From the pages of my father’s book sifts
the natron-scented sand he shook from his shoes
onto the carpet of the Luxor hotel room.
Later chapters are stained with urine
and have small wormholes.
Random signatures are missing.
Between pages 78 and 79,
where I pressed his shriveled husk,
his eyes, still open, stare wildly,
a ring of white around the desperate blue.
When I ruffle through the leaves, I hear
the regular mutter of the first commercial propeller plane
to cross the Pacific.
A receipt flutters downward; the sales slip for the camera
confiscated by Japanese customs: “Military! Spy! Contraband!”
There is an earlier photo of him standing
next to a Jivaro tribesman with whom
he traded his rifle for a shrunken head.

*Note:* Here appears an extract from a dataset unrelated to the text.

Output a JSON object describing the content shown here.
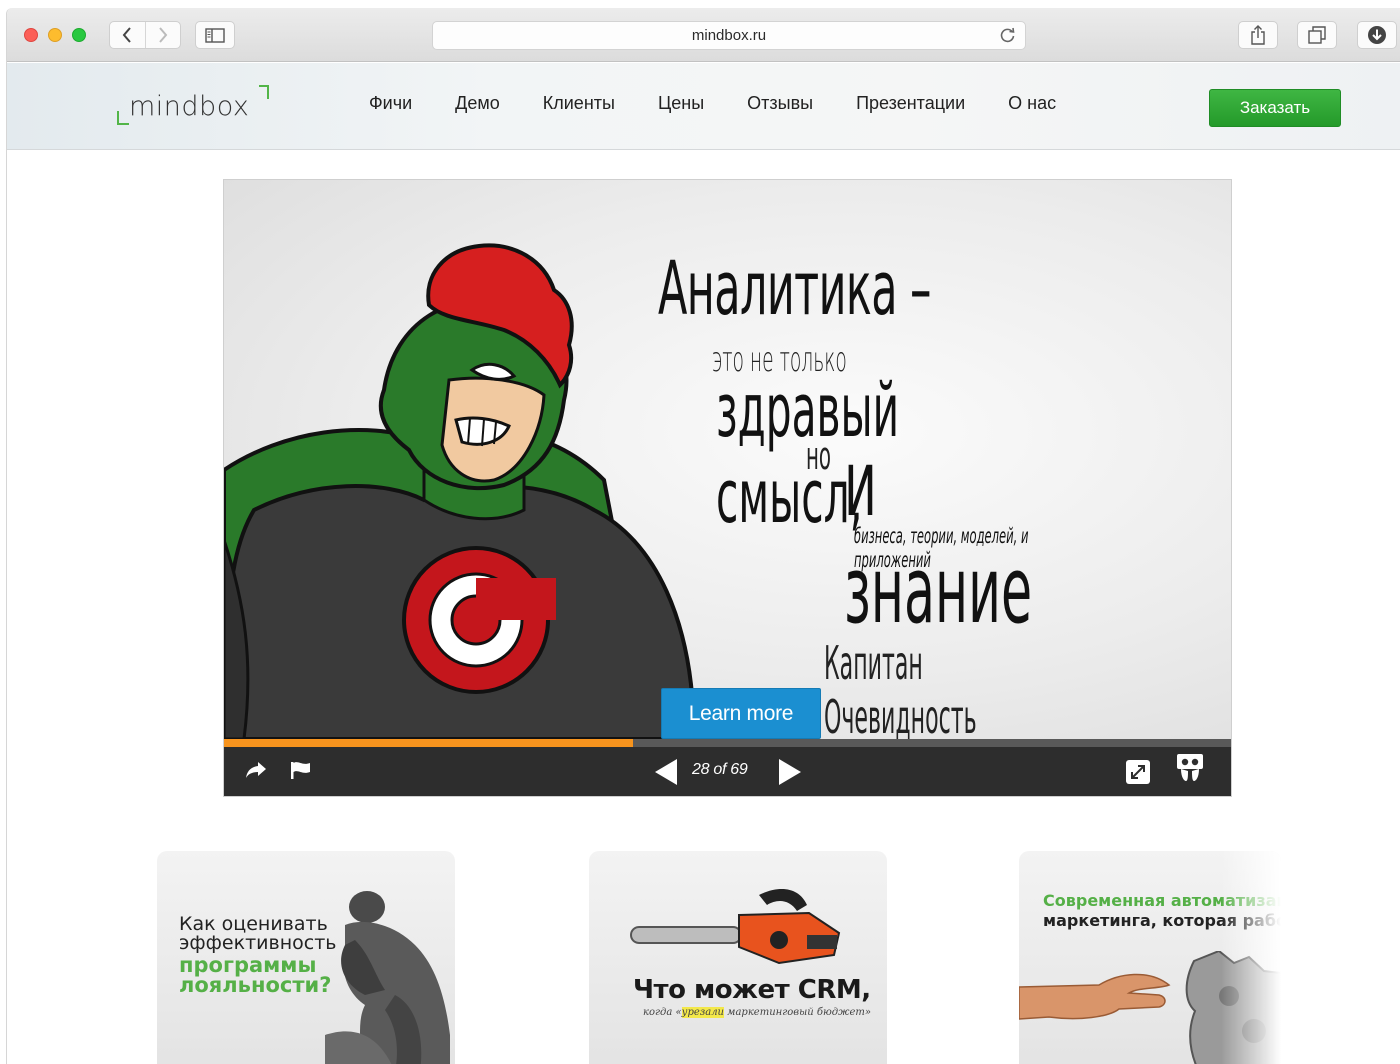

The head is still in its box, wrapped in tissue paper;
the flocked cheeks have been eaten away, leaving nothing
where tiny teeth should gleam, sharp as needles.
Its eyes, thankfully, are closed.
©2000 F.J. Bergmann
"Travelogue" appeared in stirring September 2004
Next Poetry Home